“But yeah,” Blaine says. “I always doodled and sketched. I paint too, on occasion.”
He faces Blaine, curiosity tiptoeing up his spine while the wine sinks warm into his bones. “Why me?” he asks. “I mean, my own vanity notwithstanding, there are a lot of other people you could use as a muse.”
Blaine smiles. “You have really great facial features.”
“Yeah?” He takes a step closer. “Like what?”
“Just–” Blaine swallows hard. “You have great bone structure and–” Blaine’s eyes catch on his lips but he closes his eyes, and if he’s honest he loves how nervous he can make Blaine, get under his skin when Blaine set beneath his quite some time ago. “Just a lot of great features to draw.”
Blaine opens his eyes again, more confident this time, unblinking. “Like your nose and your lips, and– your eyebrows. You have perfect eyebrows, they’re–”
“Blaine,” he interrupts easily, and brings a hand up to Blaine’s face, caressing the back of his fingers down Blaine’s cheek. Blaine’s eyes are black in this lighting, his skin warm against his own. “I’m going to kiss you now, okay?”
A breath shudders past Blaine’s lips as he licks them, and he nods, almost imperceptibly.
He leans in and brushes his mouth over Blaine’s, drawing in a breath before he goes in for the kiss, lips parting and nipping at Blaine’s while Blaine’s fingers dig into his sweater. He tries to explore Blaine the way Blaine sees him, strong and fragile lines charted with loose hands, the soft stubble rained down Blaine’s face providing texture, details he’ll never tire of.
Blaine pushes up on his toes and deepens the kiss, cross-hatching himself into his heart.
The light falling in through the curtains turns his eyelids red – he keeps his eyes closed, hugging his pillow under his head, his spine cracking as he stretches in the bed. He’s on his stomach, and his lower back is starting to hurt, but the bed’s warm and inviting, not to mention filled by another body that could grant so much more warmth.

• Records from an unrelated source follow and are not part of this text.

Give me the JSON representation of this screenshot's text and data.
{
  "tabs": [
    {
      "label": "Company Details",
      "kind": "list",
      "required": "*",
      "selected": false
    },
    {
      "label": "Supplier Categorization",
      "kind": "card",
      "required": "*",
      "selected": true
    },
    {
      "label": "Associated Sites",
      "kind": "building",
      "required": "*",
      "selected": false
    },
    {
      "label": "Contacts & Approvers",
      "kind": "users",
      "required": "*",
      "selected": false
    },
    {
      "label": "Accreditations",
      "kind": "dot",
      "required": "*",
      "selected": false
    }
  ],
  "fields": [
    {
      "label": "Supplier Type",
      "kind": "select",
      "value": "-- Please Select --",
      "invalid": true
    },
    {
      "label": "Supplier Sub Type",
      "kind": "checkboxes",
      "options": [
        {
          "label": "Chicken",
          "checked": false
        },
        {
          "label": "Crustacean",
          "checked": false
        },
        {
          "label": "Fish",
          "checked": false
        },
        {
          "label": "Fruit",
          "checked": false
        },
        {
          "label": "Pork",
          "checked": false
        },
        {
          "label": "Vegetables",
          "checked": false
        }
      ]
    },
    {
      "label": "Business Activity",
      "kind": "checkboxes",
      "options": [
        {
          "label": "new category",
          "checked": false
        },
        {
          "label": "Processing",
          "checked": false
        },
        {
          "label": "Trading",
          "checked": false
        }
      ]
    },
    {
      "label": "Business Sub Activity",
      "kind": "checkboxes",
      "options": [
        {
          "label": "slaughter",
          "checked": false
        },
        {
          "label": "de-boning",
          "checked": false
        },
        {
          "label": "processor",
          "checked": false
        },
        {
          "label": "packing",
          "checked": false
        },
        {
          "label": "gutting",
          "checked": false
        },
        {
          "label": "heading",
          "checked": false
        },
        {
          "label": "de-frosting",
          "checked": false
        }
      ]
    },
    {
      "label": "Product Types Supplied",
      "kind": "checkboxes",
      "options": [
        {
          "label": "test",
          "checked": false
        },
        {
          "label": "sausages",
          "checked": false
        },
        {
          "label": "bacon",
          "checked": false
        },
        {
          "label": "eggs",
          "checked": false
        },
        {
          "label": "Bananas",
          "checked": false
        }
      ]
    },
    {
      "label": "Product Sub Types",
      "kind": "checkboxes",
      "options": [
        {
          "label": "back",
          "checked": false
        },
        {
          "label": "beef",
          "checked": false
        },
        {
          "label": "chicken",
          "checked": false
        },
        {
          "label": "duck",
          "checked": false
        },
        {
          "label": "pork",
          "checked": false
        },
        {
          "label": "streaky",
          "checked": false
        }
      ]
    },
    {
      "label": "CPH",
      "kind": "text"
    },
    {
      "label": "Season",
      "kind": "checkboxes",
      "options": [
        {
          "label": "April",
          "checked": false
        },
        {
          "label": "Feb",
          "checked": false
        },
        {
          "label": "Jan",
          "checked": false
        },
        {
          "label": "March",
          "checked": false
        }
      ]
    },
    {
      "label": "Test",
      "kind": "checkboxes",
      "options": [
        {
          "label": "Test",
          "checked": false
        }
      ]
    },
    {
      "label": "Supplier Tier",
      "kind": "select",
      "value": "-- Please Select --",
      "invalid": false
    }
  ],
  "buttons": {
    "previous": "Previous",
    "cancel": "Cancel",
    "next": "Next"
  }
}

That’s when he hears it; the delicate scratch of a charcoal tip moving across paper.
He opens one eye to look towards the foot of the bed, where his boyfriend sits cross-legged, sheets bunched up around his waist, hunched over a sketchpad. Blaine’s brow has furrowed in concentration, his curls sticking every which way, his glasses perched on the tip of his nose.
Blaine glances up at him to get another look, and stills once he sees he’s awake.
“And here I thought you liked me for my brain.”
Blaine giggles, “It’s hard to resist you like this”, adding a few additional lines to his sketch.
He turns slightly to get a better view. It’s been three months now, and he’s never felt more comfortable around anyone, not any of his friends, not any other boy he’s woken up next to. There’s something about Blaine, the way he’s learned to look past the pretenses and wide smiles, the way he sees his insecurities but chose to safeguard them rather than expose them.
“Like what?” he asks, because there’s nothing he appreciates more than Blaine’s small and calm smile blossoming into that full-on wide grin that makes the sun shine brighter.
Blaine’s fingers smooth over the page, no doubt filled with half finished sketches of him sleeping. “All your beautiful lines caught in the morning sun.”
He whistles, “He’s a poet too”, while his fingers deftly curl into the white sheets, slowly coaxing them off Blaine.
“Come here,” he says softly, Blaine blushing once the sheets slip off his naked body completely. He discards his pad and pencil next to him on the bed, his glasses on the nightstand. “I think my lines require closer study.”
Blaine smiles and settles on his side next to him, his lips find his and his fingers stain his skin charcoal grey. Their legs entwine and he wishes someone would draw these lines, thick strong lines where their skins inescapably meet, dissolve the graphite because it’s none too certain where he begins and where Blaine ends, their bodies leaving the page an indecipherable mess.
Now that would be a sight.
He guides Blaine back onto his back and kicks off the sheets.
Blaine’s sketch dwindles down to the floor.
- fin -